- [Brief] In the records, find every line with the word "image" and copy it out.

(Materials provided begins)

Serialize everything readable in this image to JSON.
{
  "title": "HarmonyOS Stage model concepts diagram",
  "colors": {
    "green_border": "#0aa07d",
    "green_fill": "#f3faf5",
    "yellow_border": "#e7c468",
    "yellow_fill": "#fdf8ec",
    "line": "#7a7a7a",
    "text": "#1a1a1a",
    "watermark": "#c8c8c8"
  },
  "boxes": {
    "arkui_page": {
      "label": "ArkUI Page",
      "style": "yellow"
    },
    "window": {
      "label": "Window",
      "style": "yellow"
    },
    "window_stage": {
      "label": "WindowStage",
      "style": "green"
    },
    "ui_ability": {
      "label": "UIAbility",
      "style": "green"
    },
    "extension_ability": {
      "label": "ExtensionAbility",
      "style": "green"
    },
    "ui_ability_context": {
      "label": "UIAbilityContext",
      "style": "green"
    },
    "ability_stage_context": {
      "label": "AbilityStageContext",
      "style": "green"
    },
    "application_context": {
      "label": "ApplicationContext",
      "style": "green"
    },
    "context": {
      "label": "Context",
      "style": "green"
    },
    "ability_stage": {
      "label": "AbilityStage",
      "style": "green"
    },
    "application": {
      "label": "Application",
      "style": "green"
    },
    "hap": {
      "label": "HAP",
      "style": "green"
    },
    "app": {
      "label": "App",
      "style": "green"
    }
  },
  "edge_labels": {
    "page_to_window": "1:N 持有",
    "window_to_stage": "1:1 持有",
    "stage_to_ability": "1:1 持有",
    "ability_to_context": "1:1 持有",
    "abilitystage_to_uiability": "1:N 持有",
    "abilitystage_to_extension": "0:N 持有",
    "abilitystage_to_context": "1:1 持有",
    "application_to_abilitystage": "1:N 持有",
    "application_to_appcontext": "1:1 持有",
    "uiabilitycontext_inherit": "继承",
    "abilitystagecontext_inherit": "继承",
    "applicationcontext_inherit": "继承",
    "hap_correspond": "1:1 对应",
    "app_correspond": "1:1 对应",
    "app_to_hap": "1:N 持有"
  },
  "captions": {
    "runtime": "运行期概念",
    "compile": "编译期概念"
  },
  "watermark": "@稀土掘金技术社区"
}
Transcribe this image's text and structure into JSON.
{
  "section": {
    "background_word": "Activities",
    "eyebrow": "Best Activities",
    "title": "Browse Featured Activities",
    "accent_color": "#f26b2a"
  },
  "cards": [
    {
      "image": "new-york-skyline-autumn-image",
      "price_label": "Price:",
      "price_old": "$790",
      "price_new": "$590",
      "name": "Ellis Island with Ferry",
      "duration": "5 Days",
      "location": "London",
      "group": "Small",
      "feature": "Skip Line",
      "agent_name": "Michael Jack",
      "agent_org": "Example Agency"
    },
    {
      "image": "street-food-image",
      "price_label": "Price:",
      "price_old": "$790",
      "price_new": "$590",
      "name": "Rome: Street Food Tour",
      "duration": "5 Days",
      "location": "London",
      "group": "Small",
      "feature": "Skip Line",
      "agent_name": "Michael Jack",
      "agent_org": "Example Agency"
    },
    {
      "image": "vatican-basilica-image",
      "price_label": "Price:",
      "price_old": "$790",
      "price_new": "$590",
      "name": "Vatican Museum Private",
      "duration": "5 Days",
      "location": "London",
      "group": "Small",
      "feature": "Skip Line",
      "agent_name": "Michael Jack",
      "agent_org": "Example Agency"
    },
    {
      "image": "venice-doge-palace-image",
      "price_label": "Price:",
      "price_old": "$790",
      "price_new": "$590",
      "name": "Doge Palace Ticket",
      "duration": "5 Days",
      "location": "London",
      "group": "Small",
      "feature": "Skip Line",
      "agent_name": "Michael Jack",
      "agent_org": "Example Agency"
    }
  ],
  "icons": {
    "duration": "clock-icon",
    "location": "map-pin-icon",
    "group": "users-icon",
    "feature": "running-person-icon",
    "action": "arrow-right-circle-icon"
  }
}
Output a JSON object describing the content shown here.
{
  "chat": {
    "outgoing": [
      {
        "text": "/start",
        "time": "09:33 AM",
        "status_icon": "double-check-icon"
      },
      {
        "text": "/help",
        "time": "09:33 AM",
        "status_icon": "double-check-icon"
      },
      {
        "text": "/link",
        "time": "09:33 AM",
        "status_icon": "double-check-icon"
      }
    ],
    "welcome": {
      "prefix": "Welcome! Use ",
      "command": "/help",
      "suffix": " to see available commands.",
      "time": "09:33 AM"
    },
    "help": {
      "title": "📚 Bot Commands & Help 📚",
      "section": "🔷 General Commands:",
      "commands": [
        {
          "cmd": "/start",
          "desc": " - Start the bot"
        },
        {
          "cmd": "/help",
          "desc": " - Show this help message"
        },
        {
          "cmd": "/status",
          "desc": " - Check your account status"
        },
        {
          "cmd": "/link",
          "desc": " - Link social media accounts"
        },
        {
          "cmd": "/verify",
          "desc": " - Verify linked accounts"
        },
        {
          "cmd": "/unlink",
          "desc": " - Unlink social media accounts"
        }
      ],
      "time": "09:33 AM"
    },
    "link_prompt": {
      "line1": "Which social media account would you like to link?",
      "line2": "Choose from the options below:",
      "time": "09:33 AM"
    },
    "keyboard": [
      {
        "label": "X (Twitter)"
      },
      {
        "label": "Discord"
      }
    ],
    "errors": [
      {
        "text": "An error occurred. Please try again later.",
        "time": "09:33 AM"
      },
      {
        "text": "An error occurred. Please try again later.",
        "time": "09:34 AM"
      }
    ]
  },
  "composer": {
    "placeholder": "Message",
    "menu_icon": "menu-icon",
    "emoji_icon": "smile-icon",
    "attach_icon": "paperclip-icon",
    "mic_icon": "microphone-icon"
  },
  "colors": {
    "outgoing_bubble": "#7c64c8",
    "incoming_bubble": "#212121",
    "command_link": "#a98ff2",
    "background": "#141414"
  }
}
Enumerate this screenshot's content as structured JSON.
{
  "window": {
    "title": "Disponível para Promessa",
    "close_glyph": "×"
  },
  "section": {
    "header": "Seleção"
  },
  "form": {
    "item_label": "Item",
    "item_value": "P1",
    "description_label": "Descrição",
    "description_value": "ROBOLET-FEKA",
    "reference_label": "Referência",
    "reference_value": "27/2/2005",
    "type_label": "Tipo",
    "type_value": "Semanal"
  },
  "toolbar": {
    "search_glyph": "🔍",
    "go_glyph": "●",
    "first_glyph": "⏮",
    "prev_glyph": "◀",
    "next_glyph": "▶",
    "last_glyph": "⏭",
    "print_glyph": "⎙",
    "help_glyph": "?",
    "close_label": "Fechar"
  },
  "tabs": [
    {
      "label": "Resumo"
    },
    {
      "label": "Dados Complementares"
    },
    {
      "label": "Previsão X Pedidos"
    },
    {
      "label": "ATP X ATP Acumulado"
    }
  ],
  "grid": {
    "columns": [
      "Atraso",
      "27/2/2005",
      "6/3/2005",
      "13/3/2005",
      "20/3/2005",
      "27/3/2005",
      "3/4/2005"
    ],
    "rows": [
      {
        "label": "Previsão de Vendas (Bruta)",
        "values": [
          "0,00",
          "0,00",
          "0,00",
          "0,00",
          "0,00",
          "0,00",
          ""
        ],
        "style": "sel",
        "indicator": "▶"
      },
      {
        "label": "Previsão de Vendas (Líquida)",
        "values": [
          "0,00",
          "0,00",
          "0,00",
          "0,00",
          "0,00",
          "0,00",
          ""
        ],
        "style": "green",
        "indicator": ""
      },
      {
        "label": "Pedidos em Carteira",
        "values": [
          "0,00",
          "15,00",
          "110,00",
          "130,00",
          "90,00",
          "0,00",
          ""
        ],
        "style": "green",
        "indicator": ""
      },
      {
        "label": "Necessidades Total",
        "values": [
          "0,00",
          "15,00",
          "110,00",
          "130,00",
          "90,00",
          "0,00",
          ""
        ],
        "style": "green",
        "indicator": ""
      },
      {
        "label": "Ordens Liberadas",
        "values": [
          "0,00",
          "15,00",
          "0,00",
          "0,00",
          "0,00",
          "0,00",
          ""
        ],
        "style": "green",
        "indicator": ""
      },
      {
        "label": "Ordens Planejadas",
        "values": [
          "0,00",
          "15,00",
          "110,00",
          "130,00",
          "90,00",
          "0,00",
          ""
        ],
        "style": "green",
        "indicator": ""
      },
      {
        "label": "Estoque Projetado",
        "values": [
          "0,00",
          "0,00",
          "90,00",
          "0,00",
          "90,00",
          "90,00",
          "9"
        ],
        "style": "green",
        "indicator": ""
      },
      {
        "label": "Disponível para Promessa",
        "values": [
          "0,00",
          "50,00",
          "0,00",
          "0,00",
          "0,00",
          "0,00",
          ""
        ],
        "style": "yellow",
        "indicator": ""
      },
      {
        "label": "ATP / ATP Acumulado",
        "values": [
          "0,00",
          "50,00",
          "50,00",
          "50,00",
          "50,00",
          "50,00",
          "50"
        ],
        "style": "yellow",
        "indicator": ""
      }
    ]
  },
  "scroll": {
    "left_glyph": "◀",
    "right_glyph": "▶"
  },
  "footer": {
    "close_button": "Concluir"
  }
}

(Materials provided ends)

- [Solution to this problem]
Serialize everything readable in this image to JSON.
Transcribe this image's text and structure into JSON.
      "image": "new-york-skyline-autumn-image",
      "image": "street-food-image",
      "image": "vatican-basilica-image",
      "image": "venice-doge-palace-image",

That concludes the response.